The term Bhagavad Gita, means ‘The Eternal Song’ and is the very essence of ‘Mahabharata’ – an ancient Indian epic poem. It has 700 verses covered in 18 chapters. Each chapter is called ‘Yoga’ – the science of individual consciousness attaining communion with the Ultimate Consciousness. Each chapter is a highly specialized Yoga revealing the path of attaining realization with the Ultimate Truth. The first six chapters have been classified as the ‘Karma Yoga’ section – dealing with the science of attaining communion ‘through actions’. The next six are designated as ‘Bhakti Yoga’ section – attaining this communion travelling the ‘path of devotion’. The final six chapters are regarded as ‘Jnana Yoga’ section- the science of this communion ‘through the intellect’.
Written some five thousand years ago, it’s an unusual text amongst all scriptural works. The text covers a whole gamut of issues. Presented in the form of a conversation between Lord Krishna and Arjuna – it occurs in the thick of the war-field, where the almighty Lord Vishnu in His avatar as Lord Krishna, advises a disillusioned Arjuna on the various facets of Life and Works. The Bhagavad Gita is as much unusual as it is endearing.
It has a message to people from all walks of life. Philosophers delight in the description of the ‘Karma Yoga’ and ‘Samkhya Yoga’. The proponents of Bhakti cult extol the several manifestations of the Lord – His almighty ‘Visvarupa’ (Devine form). The description of the ‘Gunas’ (sattva, rajas and tamas) can surprise even a hardcore psychologist. The common man finds solace in the concept of the ‘stitaprajna’ (equipoised soul) to overcome his ever increasing anxieties. Management experts see in it the entire process of Change management. Perhaps, the greatest (and the most modern) idea is the focus on commitment to work, without getting excited about the rewards. The portrait of a ‘Karma Yogi’ has made many a scholar – from both the occident and the orient, to sit up and take notice of the elegant truth behind all human endeavors. Hence, the Gita has universal appeal and it transcends the boundaries of time and space.

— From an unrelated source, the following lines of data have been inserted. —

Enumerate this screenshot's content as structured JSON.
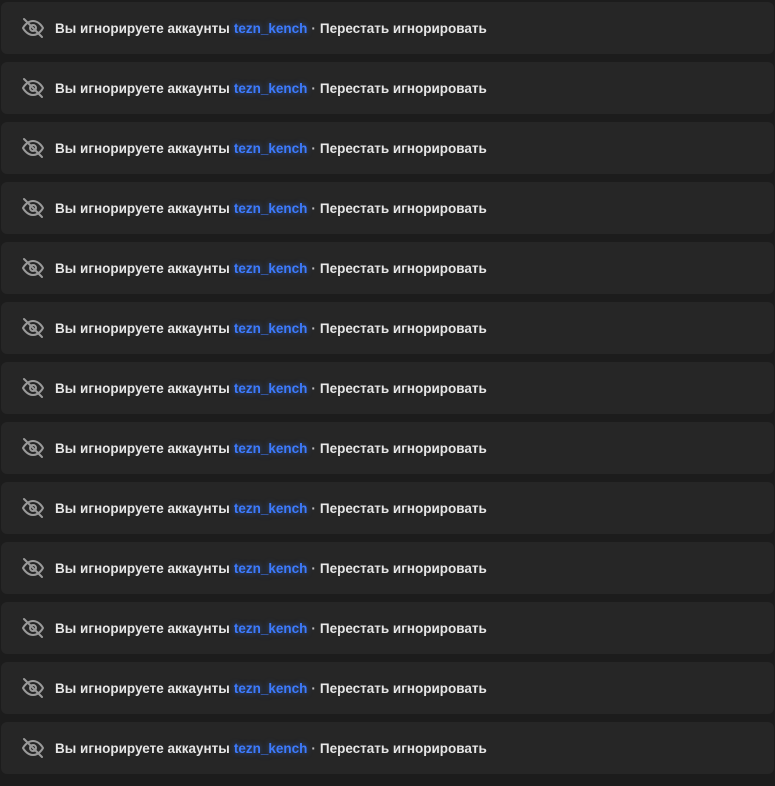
{
  "colors": {
    "background": "#1c1c1c",
    "row_background": "#262626",
    "text": "#e6e6e6",
    "username": "#3d7bff",
    "icon": "#9a9a9a"
  },
  "ignored_notices": [
    {
      "icon": "eye-off-icon",
      "prefix": "Вы игнорируете аккаунты",
      "username": "tezn_kench",
      "separator": "·",
      "action": "Перестать игнорировать"
    },
    {
      "icon": "eye-off-icon",
      "prefix": "Вы игнорируете аккаунты",
      "username": "tezn_kench",
      "separator": "·",
      "action": "Перестать игнорировать"
    },
    {
      "icon": "eye-off-icon",
      "prefix": "Вы игнорируете аккаунты",
      "username": "tezn_kench",
      "separator": "·",
      "action": "Перестать игнорировать"
    },
    {
      "icon": "eye-off-icon",
      "prefix": "Вы игнорируете аккаунты",
      "username": "tezn_kench",
      "separator": "·",
      "action": "Перестать игнорировать"
    },
    {
      "icon": "eye-off-icon",
      "prefix": "Вы игнорируете аккаунты",
      "username": "tezn_kench",
      "separator": "·",
      "action": "Перестать игнорировать"
    },
    {
      "icon": "eye-off-icon",
      "prefix": "Вы игнорируете аккаунты",
      "username": "tezn_kench",
      "separator": "·",
      "action": "Перестать игнорировать"
    },
    {
      "icon": "eye-off-icon",
      "prefix": "Вы игнорируете аккаунты",
      "username": "tezn_kench",
      "separator": "·",
      "action": "Перестать игнорировать"
    },
    {
      "icon": "eye-off-icon",
      "prefix": "Вы игнорируете аккаунты",
      "username": "tezn_kench",
      "separator": "·",
      "action": "Перестать игнорировать"
    },
    {
      "icon": "eye-off-icon",
      "prefix": "Вы игнорируете аккаунты",
      "username": "tezn_kench",
      "separator": "·",
      "action": "Перестать игнорировать"
    },
    {
      "icon": "eye-off-icon",
      "prefix": "Вы игнорируете аккаунты",
      "username": "tezn_kench",
      "separator": "·",
      "action": "Перестать игнорировать"
    },
    {
      "icon": "eye-off-icon",
      "prefix": "Вы игнорируете аккаунты",
      "username": "tezn_kench",
      "separator": "·",
      "action": "Перестать игнорировать"
    },
    {
      "icon": "eye-off-icon",
      "prefix": "Вы игнорируете аккаунты",
      "username": "tezn_kench",
      "separator": "·",
      "action": "Перестать игнорировать"
    },
    {
      "icon": "eye-off-icon",
      "prefix": "Вы игнорируете аккаунты",
      "username": "tezn_kench",
      "separator": "·",
      "action": "Перестать игнорировать"
    }
  ]
}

Bhagavad Gita was originally revealed in the classical language of Sanskrit spoken in the Indian sub-continent. In 1785 it was translated into English by Charles Wilkins, then to Latin in 1823 by Schlegal, into German in 1826 by Von Humbolt, into French in 1846 by Lassens and into Greek in 1848 by Galanos. By now it has been translated into all major languages of the world such as Russian, Chinese, Japanese, Spanish, Italian, Dutch, Hebrew, Portuguese, and Arabic to name a few.
Bhagavad Gita is not a book teaching just how to worship God; many other texts do so. It focuses more on the eternal quest to reach Godhead itself. It edits the wisdom of the Upanishads and presents them in a more digestible format. It teaches the three basic paths to reach the Almighty – namely Bhakti Yoga, karma Yoga and Jnana Yoga. It also paves the path for a householder to lead a more rewarding and meaningful life. It makes a forceful thrust on action and condemns inactivity in no certain terms. In fact it combines the best aspects of both Eastern and Western thought processes. No wonder, it is revered by millions not only as a sacred text, but also as a guide for leading a better and fulfilling life!